This project brings to light the life of plants at night, crisscrossing layers of invisibility to capture the subtle and often sub-visible relations maintained between plants and other forest beings while in darkness. The aim of the project is to render visible the ways in which plants come to know the world and how they use such knowledge to form biochemical vegetal territories full of mystery and mutuality (via light absorption, signalling and low light emissions that attract insects, reveal competition and mutuality with other forest beings).

This video and photo series was made using full spectrum photography and video, as well as induced UV Fluorescence techniques. It took place on the banks of the Tambopata River in Madre de Dios region in the Peruvian Amazon in late 2022. The area is a living seed bank, and a hugely important buffer zone where endangered Amazonia plants and trees are given space and time to thrive.
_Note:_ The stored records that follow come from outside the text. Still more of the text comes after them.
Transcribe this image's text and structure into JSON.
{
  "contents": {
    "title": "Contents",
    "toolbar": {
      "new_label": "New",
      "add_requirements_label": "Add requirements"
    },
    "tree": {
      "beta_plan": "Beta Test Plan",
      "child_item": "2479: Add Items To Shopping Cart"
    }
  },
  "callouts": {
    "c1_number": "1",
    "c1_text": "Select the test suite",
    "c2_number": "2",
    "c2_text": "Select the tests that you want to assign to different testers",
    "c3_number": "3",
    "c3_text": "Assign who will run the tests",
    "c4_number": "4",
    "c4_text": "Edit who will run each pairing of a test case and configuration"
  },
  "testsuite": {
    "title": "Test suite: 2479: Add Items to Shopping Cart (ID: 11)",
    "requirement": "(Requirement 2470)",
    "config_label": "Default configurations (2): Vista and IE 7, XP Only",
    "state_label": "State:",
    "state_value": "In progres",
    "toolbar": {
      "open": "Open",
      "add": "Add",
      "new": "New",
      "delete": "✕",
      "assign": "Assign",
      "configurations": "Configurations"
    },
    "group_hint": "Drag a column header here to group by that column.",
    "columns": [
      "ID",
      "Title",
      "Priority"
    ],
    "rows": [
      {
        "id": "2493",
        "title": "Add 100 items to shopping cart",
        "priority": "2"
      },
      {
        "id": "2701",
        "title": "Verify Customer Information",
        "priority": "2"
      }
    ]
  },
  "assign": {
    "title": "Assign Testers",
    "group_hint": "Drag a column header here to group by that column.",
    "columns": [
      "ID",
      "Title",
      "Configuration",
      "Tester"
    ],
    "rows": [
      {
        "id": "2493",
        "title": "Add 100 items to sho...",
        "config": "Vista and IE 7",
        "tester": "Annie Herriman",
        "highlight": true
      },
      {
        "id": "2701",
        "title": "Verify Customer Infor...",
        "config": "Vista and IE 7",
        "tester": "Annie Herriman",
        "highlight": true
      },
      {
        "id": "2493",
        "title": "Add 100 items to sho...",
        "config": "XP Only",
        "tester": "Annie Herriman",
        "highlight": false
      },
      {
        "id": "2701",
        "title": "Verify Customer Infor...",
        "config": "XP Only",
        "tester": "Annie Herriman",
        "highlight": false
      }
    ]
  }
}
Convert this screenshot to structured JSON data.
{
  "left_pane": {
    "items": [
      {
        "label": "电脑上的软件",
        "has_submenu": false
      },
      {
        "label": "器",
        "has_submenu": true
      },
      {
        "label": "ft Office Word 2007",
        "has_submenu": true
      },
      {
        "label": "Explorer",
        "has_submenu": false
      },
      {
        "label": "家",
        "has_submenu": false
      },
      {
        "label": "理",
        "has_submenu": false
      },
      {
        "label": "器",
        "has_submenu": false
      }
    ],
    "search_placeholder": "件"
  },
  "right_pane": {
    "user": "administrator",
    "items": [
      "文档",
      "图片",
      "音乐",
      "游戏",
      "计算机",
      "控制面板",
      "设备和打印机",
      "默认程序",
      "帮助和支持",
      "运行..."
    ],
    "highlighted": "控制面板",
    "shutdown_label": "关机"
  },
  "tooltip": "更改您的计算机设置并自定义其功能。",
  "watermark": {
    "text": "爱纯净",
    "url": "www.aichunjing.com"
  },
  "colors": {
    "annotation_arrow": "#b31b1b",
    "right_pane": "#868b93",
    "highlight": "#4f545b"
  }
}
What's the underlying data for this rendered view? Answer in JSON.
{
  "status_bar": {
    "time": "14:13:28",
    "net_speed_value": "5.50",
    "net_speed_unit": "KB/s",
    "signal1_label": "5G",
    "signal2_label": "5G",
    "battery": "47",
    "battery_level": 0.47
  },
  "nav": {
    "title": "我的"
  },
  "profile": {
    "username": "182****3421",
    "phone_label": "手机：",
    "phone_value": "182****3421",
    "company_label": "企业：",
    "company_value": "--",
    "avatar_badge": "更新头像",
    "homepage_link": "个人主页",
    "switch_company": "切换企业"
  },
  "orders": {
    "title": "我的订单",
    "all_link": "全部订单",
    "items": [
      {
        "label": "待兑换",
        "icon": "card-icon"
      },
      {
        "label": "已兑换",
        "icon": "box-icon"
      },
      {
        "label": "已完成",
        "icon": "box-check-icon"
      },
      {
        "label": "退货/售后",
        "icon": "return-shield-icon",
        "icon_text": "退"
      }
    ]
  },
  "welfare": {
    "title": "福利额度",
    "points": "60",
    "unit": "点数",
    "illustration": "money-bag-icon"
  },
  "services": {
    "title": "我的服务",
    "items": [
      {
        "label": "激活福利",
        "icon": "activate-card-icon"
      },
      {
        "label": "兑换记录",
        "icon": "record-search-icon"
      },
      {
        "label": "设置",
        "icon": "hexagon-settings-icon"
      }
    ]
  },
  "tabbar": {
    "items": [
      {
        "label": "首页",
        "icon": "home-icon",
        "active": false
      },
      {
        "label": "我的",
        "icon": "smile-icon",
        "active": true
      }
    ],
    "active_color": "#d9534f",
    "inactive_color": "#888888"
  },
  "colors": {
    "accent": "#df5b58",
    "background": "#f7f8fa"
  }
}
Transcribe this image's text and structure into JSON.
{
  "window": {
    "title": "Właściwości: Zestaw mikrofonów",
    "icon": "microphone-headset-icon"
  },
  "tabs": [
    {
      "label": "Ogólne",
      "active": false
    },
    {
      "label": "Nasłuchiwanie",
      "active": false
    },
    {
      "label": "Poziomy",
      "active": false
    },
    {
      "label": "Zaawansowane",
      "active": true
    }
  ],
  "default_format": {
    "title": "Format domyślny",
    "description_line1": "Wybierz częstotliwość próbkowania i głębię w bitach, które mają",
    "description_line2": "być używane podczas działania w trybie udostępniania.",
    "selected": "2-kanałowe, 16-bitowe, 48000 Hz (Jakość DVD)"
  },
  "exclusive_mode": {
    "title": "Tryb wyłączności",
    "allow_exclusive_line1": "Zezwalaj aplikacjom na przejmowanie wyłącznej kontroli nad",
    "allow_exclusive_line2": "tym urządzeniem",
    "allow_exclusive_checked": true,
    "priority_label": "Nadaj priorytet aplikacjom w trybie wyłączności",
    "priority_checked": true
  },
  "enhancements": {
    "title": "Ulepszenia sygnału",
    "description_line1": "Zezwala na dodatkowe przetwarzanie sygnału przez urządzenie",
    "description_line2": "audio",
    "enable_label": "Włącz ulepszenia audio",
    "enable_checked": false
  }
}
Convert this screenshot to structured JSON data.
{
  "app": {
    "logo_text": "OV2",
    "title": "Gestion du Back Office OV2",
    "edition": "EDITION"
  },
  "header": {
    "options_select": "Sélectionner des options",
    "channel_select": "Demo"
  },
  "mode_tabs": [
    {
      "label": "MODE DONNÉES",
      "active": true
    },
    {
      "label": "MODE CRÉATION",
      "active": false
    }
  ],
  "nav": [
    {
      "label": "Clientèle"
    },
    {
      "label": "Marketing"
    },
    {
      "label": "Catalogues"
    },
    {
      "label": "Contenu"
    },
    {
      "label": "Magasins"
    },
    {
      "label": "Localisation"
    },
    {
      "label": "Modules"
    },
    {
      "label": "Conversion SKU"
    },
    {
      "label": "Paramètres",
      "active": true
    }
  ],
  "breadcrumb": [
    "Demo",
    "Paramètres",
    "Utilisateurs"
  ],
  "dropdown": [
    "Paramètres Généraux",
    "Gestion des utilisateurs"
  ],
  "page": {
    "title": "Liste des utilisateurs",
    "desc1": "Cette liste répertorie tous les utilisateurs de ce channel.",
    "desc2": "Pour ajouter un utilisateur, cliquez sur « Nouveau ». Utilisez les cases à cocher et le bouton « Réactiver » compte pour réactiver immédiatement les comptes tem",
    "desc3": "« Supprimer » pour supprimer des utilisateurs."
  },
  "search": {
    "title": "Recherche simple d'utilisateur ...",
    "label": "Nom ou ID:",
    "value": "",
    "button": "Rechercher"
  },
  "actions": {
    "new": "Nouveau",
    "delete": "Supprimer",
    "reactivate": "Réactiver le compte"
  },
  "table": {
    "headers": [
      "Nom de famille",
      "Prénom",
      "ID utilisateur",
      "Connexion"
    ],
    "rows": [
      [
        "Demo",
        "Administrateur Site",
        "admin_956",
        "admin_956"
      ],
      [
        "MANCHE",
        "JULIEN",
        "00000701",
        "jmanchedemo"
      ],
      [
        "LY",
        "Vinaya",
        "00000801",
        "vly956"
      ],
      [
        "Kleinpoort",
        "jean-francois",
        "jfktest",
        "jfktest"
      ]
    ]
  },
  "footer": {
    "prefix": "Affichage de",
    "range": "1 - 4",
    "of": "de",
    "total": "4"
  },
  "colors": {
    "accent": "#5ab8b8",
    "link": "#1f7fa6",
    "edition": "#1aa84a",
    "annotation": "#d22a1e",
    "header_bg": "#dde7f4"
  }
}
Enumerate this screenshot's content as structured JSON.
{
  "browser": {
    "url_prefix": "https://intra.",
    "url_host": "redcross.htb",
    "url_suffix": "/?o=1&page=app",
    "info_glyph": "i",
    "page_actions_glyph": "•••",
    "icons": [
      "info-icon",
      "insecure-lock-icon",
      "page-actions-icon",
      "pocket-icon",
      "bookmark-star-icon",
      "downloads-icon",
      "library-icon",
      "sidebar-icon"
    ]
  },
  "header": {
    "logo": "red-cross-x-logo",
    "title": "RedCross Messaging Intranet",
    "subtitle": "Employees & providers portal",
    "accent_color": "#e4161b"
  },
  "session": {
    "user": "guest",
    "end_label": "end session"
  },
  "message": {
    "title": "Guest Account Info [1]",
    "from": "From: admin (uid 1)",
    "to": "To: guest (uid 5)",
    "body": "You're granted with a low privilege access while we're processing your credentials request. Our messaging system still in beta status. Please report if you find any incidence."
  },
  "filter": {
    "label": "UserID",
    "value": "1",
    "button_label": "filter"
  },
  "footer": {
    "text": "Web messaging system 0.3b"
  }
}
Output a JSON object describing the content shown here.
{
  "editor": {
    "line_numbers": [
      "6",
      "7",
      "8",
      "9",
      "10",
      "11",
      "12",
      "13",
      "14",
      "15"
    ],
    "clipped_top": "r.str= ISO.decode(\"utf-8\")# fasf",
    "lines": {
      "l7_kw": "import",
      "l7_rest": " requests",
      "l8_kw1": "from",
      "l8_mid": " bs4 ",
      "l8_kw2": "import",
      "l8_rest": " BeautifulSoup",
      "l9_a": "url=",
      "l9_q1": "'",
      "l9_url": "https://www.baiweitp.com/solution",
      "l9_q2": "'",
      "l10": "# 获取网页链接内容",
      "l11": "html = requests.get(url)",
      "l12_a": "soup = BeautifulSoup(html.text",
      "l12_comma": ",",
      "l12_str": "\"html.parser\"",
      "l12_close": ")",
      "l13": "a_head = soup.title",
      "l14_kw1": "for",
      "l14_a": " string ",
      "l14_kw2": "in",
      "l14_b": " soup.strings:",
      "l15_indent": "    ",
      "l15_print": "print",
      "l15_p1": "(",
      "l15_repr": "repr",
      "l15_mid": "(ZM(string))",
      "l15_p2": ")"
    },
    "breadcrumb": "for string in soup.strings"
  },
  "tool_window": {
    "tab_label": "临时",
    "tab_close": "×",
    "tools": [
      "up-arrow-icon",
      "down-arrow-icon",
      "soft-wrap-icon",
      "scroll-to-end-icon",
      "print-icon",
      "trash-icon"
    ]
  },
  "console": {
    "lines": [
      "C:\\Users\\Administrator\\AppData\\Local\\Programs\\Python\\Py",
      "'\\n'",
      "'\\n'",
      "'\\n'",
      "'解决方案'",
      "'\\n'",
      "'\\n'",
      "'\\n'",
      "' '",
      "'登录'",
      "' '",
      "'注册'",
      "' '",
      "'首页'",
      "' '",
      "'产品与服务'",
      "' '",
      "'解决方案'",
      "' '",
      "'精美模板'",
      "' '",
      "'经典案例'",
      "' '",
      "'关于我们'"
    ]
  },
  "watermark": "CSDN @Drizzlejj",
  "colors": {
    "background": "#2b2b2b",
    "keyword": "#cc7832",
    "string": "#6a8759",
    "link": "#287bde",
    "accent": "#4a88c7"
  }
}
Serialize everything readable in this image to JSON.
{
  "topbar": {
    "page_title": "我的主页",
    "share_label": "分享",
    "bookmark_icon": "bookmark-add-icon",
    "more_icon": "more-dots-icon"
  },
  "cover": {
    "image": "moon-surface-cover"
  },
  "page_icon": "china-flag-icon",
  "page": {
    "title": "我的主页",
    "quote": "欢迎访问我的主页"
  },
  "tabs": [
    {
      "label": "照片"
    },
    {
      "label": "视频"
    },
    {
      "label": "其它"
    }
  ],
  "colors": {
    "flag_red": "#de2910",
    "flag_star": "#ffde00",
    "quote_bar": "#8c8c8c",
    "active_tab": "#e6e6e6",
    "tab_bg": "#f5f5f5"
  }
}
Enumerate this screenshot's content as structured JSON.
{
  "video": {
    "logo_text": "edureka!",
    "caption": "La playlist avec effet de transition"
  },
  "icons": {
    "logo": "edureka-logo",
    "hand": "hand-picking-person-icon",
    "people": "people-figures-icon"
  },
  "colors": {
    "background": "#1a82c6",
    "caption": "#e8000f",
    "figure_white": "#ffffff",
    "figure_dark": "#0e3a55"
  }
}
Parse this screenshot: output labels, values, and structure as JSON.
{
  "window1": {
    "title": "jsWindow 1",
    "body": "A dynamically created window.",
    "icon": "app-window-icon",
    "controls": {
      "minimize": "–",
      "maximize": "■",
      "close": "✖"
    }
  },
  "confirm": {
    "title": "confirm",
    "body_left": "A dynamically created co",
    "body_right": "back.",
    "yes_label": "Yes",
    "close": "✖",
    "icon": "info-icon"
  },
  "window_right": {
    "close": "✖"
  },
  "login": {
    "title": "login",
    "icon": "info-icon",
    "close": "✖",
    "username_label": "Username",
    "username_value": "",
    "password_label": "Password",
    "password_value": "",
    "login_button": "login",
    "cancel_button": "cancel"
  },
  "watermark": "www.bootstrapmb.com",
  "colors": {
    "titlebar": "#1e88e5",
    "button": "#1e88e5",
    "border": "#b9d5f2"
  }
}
However, during the gold mining rush in Madre de Dios of the last decade, and the desperation of conservation experts, scientists and Indigenous communities trying to mitigate the damage caused by deforestation and mercury poisoning of soils, air and rivers, plant teachers like Bobinzana are again called upon to teach us plant-led remediation and worlding.